▶ DATA FOR THIS EXERCISE:

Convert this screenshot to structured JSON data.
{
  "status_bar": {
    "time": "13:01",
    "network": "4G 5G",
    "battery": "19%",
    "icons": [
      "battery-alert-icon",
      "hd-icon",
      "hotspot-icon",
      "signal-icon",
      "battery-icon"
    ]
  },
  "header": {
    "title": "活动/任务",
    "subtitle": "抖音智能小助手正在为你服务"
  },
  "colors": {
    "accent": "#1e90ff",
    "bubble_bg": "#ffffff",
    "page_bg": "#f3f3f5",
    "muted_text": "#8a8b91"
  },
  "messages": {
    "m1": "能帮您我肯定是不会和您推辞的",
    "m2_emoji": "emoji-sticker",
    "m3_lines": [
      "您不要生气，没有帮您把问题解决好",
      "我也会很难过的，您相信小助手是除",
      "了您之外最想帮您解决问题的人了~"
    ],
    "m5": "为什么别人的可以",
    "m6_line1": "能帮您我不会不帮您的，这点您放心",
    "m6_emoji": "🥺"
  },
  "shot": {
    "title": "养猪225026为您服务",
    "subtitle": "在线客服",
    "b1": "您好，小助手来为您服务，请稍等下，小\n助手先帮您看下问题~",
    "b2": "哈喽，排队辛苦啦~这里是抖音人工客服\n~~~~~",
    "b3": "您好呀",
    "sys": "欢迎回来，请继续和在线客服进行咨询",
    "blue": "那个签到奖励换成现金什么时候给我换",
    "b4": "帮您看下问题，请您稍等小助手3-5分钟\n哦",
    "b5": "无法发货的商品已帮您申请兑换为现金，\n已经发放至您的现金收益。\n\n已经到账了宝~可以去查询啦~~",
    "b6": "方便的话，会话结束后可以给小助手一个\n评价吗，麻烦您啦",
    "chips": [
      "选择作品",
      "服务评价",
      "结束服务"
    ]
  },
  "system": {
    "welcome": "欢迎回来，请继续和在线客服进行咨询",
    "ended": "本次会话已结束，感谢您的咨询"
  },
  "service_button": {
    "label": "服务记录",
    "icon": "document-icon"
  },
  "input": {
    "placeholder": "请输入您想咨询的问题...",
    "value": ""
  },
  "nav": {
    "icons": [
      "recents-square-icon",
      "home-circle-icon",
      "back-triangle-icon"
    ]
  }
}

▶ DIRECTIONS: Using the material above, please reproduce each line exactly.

▶ SOLUTION FOR THIS TASK:
Convert this screenshot to structured JSON data.
{
  "status_bar": {
    "time": "13:01",
    "network": "4G 5G",
    "battery": "19%",
    "icons": [
      "battery-alert-icon",
      "hd-icon",
      "hotspot-icon",
      "signal-icon",
      "battery-icon"
    ]
  },
  "header": {
    "title": "活动/任务",
    "subtitle": "抖音智能小助手正在为你服务"
  },
  "colors": {
    "accent": "#1e90ff",
    "bubble_bg": "#ffffff",
    "page_bg": "#f3f3f5",
    "muted_text": "#8a8b91"
  },
  "messages": {
    "m1": "能帮您我肯定是不会和您推辞的",
    "m2_emoji": "emoji-sticker",
    "m3_lines": [
      "您不要生气，没有帮您把问题解决好",
      "我也会很难过的，您相信小助手是除",
      "了您之外最想帮您解决问题的人了~"
    ],
    "m5": "为什么别人的可以",
    "m6_line1": "能帮您我不会不帮您的，这点您放心",
    "m6_emoji": "🥺"
  },
  "shot": {
    "title": "养猪225026为您服务",
    "subtitle": "在线客服",
    "b1": "您好，小助手来为您服务，请稍等下，小\n助手先帮您看下问题~",
    "b2": "哈喽，排队辛苦啦~这里是抖音人工客服\n~~~~~",
    "b3": "您好呀",
    "sys": "欢迎回来，请继续和在线客服进行咨询",
    "blue": "那个签到奖励换成现金什么时候给我换",
    "b4": "帮您看下问题，请您稍等小助手3-5分钟\n哦",
    "b5": "无法发货的商品已帮您申请兑换为现金，\n已经发放至您的现金收益。\n\n已经到账了宝~可以去查询啦~~",
    "b6": "方便的话，会话结束后可以给小助手一个\n评价吗，麻烦您啦",
    "chips": [
      "选择作品",
      "服务评价",
      "结束服务"
    ]
  },
  "system": {
    "welcome": "欢迎回来，请继续和在线客服进行咨询",
    "ended": "本次会话已结束，感谢您的咨询"
  },
  "service_button": {
    "label": "服务记录",
    "icon": "document-icon"
  },
  "input": {
    "placeholder": "请输入您想咨询的问题...",
    "value": ""
  },
  "nav": {
    "icons": [
      "recents-square-icon",
      "home-circle-icon",
      "back-triangle-icon"
    ]
  }
}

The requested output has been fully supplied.